Exercise goal: The string "name" may appear in lines of the listing. Report each line where it does.
· · ·
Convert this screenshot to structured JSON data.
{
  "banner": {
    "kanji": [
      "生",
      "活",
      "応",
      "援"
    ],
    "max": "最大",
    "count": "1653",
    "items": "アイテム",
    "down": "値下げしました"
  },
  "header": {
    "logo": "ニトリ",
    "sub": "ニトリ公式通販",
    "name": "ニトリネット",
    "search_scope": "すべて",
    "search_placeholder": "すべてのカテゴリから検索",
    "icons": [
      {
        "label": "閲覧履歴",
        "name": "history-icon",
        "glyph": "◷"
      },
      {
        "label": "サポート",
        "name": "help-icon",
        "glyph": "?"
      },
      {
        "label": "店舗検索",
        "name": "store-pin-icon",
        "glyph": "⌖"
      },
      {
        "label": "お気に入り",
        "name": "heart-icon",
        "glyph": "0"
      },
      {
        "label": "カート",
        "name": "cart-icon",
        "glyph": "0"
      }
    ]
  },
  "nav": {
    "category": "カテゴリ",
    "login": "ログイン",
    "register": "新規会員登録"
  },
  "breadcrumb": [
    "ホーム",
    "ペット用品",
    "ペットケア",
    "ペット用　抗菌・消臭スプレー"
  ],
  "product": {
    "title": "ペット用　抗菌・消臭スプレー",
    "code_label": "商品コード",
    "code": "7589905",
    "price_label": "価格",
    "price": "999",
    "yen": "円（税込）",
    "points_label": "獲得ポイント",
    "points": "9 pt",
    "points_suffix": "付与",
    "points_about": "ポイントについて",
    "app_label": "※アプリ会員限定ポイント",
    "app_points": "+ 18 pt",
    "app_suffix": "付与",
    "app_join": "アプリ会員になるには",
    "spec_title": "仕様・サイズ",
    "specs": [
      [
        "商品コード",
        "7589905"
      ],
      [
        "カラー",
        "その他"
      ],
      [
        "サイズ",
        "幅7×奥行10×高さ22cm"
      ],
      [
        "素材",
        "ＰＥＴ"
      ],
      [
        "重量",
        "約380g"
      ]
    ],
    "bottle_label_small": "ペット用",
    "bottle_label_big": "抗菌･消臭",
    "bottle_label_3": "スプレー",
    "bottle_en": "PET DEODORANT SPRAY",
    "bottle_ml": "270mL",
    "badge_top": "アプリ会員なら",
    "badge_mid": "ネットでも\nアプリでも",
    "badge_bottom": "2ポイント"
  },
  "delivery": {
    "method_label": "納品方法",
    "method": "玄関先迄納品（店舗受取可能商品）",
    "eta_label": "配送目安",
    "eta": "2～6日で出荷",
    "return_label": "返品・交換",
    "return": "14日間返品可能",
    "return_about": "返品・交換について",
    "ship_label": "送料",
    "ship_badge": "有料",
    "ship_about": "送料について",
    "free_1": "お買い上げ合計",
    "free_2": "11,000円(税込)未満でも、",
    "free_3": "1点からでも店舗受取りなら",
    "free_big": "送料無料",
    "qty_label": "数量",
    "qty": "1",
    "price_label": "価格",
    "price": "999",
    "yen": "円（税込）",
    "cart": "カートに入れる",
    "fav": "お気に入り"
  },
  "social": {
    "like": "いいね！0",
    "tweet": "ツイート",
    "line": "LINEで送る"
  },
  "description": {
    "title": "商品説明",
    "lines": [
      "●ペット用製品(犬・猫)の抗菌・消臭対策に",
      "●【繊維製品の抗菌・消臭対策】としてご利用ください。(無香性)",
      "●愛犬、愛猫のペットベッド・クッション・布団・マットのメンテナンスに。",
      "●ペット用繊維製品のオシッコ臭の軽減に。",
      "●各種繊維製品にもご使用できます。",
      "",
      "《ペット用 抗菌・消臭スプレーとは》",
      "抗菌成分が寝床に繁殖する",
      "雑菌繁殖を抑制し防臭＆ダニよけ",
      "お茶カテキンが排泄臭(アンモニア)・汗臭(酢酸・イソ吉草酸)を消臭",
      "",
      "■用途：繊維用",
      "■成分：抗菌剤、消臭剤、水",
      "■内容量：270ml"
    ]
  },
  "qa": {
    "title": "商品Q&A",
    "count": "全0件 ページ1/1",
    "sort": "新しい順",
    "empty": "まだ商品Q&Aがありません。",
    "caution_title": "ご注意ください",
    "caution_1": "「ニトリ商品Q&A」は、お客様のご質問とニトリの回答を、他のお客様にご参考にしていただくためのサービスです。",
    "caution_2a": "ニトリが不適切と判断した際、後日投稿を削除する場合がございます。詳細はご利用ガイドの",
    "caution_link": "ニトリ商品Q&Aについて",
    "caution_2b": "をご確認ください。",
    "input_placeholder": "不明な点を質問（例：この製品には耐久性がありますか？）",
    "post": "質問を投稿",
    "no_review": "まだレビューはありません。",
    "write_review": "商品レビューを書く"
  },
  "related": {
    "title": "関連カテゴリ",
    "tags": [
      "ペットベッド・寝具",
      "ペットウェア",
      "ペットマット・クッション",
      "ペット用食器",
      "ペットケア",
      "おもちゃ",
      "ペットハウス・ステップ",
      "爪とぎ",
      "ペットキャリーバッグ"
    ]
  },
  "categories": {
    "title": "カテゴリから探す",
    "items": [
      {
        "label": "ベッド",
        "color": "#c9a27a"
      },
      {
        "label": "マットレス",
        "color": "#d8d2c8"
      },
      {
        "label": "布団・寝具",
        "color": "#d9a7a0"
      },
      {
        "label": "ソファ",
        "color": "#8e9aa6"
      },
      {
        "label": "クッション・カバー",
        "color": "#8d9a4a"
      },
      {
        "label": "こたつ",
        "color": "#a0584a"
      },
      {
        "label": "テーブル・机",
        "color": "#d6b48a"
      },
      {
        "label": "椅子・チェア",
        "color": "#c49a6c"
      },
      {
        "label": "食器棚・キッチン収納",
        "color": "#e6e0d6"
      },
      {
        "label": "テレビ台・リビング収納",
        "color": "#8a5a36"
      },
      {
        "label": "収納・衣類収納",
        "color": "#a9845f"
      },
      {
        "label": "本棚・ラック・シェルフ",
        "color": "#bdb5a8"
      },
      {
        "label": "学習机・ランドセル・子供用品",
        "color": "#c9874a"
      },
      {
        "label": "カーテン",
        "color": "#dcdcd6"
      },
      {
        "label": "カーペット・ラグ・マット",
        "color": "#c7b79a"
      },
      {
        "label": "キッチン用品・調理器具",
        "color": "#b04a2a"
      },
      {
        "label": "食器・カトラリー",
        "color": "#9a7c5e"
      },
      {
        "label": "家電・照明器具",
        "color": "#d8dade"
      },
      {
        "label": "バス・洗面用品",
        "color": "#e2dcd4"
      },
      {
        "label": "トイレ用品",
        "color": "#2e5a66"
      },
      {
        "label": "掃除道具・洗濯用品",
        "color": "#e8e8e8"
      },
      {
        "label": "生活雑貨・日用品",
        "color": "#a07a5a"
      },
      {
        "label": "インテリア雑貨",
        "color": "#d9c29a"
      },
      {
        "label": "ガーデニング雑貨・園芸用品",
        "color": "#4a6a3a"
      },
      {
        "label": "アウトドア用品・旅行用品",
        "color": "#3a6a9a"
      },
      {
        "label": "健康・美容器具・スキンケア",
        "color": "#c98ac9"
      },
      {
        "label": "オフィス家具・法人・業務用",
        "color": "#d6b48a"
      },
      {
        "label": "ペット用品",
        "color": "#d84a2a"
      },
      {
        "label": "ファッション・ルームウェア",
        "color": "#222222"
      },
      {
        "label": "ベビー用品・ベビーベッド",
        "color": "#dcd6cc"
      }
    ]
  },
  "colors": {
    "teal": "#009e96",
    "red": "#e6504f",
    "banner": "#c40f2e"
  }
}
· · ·
Answer:
    "name": "ニトリネット",
        "name": "history-icon",
        "name": "help-icon",
        "name": "store-pin-icon",
        "name": "heart-icon",
        "name": "cart-icon",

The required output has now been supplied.